Work to be completed> Identify each line in the records below that contains the word "title", and copy it.

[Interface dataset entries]
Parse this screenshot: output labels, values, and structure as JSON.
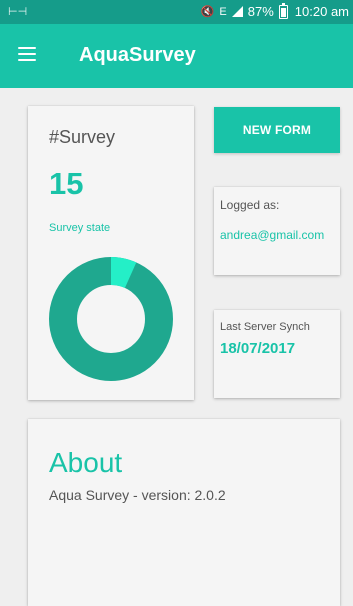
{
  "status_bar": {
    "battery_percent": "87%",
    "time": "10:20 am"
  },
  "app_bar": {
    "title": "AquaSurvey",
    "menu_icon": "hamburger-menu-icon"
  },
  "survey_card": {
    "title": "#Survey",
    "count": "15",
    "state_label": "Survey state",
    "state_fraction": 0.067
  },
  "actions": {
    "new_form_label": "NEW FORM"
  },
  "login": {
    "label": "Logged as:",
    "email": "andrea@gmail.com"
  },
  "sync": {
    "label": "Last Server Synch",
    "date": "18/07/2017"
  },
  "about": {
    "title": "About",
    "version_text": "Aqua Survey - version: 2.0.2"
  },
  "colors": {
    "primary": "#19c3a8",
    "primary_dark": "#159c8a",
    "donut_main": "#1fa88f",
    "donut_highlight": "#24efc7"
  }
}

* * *

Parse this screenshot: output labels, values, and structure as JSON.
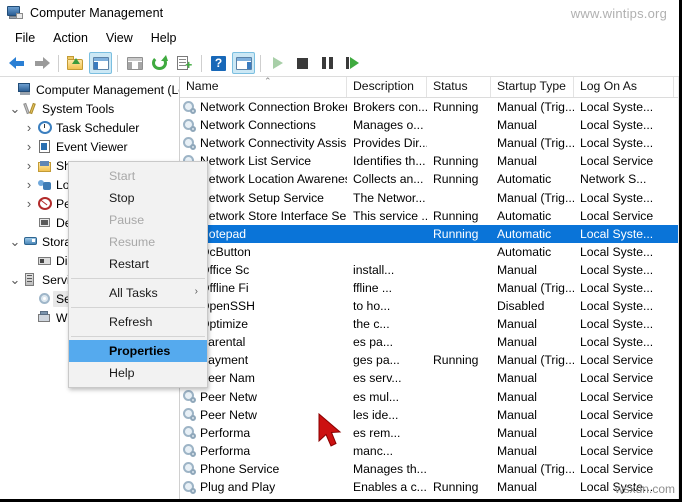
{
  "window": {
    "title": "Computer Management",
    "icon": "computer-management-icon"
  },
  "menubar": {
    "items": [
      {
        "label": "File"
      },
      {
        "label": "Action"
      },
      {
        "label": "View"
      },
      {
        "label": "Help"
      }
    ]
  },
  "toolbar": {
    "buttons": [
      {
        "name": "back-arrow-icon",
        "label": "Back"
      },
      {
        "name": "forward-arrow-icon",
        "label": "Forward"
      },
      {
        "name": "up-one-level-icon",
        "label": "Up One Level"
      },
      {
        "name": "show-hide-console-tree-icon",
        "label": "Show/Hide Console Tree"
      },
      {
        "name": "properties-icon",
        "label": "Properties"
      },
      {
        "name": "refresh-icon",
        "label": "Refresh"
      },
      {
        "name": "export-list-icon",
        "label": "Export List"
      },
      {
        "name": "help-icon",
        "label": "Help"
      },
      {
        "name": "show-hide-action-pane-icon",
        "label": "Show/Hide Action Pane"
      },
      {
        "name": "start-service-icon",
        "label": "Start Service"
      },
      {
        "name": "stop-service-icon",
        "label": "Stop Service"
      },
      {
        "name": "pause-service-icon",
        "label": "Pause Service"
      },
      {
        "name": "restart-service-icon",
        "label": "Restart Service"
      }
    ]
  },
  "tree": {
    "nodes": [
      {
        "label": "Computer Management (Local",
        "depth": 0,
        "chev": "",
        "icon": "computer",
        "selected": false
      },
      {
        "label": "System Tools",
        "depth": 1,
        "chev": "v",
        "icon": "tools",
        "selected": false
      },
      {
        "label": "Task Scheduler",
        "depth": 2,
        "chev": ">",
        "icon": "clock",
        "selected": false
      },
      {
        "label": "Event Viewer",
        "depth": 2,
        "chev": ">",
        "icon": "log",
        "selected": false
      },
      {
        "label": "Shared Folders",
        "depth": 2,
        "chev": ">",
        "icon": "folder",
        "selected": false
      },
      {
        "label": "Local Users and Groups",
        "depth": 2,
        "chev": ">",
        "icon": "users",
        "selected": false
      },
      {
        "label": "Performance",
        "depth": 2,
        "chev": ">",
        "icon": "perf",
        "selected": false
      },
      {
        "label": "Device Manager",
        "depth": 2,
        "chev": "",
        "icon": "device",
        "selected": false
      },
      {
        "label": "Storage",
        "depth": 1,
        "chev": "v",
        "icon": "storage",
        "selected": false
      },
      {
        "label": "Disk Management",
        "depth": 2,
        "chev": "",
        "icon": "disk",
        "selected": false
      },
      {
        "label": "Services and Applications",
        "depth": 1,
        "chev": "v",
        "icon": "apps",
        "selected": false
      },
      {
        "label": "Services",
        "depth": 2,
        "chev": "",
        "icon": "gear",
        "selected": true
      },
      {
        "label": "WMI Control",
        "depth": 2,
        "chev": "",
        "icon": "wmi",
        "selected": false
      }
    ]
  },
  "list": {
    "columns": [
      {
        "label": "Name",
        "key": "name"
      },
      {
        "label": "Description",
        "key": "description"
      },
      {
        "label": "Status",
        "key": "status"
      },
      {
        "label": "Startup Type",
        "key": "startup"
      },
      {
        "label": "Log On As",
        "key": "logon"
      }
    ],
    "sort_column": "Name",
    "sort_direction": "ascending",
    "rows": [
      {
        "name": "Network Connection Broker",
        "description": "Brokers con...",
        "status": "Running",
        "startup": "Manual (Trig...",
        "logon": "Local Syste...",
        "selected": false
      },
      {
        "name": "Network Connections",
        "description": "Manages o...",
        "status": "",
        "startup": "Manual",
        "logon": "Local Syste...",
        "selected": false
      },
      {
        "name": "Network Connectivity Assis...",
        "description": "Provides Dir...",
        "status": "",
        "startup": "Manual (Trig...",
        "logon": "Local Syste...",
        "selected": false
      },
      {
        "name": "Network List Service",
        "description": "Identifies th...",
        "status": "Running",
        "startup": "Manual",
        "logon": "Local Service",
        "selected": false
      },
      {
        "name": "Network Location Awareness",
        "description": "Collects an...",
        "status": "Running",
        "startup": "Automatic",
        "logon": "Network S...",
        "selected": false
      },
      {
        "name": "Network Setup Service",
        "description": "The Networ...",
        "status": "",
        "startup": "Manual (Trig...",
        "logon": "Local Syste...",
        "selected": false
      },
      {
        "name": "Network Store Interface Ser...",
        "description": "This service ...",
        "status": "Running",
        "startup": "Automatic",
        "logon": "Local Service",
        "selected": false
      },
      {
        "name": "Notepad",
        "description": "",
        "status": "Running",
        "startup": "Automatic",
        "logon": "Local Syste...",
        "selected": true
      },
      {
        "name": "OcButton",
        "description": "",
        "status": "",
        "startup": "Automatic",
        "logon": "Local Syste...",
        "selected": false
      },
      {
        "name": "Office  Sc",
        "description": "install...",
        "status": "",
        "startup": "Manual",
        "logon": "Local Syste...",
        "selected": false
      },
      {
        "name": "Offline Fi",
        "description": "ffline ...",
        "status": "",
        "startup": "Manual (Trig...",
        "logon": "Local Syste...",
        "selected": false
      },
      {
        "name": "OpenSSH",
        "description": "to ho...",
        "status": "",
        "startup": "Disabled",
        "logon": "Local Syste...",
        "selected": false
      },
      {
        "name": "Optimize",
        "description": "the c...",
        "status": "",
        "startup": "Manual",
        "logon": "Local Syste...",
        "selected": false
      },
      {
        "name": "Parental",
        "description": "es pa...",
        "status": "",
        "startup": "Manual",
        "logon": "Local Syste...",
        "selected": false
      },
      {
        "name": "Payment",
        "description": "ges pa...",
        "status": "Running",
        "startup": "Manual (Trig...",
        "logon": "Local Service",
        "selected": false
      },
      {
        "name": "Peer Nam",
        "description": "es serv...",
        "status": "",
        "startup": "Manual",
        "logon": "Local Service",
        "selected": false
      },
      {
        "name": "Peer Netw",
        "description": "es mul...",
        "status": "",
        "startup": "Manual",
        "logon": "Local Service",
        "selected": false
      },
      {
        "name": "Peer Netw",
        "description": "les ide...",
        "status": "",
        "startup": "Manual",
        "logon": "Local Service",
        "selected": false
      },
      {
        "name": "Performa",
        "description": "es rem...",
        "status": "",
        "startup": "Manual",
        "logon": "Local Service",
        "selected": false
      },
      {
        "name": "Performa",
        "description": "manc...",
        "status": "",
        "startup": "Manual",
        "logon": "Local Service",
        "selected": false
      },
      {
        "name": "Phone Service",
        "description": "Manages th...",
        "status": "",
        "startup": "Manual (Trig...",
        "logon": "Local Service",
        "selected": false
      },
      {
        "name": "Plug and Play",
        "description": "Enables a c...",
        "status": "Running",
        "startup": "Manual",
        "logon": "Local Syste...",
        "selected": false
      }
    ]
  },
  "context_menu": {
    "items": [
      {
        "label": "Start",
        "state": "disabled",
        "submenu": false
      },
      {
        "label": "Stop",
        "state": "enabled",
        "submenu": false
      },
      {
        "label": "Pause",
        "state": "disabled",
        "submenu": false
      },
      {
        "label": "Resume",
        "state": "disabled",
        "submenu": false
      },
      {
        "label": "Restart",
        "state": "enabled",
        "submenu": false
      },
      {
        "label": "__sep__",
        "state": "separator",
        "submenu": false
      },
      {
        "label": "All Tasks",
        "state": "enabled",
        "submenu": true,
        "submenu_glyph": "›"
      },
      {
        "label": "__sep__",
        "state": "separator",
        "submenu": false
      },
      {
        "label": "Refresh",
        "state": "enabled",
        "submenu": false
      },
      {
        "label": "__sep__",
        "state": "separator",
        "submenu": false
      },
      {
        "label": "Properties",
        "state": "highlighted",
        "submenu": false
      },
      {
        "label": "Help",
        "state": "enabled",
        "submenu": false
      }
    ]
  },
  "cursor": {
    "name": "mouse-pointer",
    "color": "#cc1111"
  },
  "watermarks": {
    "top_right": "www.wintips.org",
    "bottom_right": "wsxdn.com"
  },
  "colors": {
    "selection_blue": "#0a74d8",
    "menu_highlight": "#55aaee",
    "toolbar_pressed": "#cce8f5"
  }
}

Result of the task>
    "title": "AquaSurvey",
    "title": "#Survey",
    "title": "About",
    "title": "Computer Management",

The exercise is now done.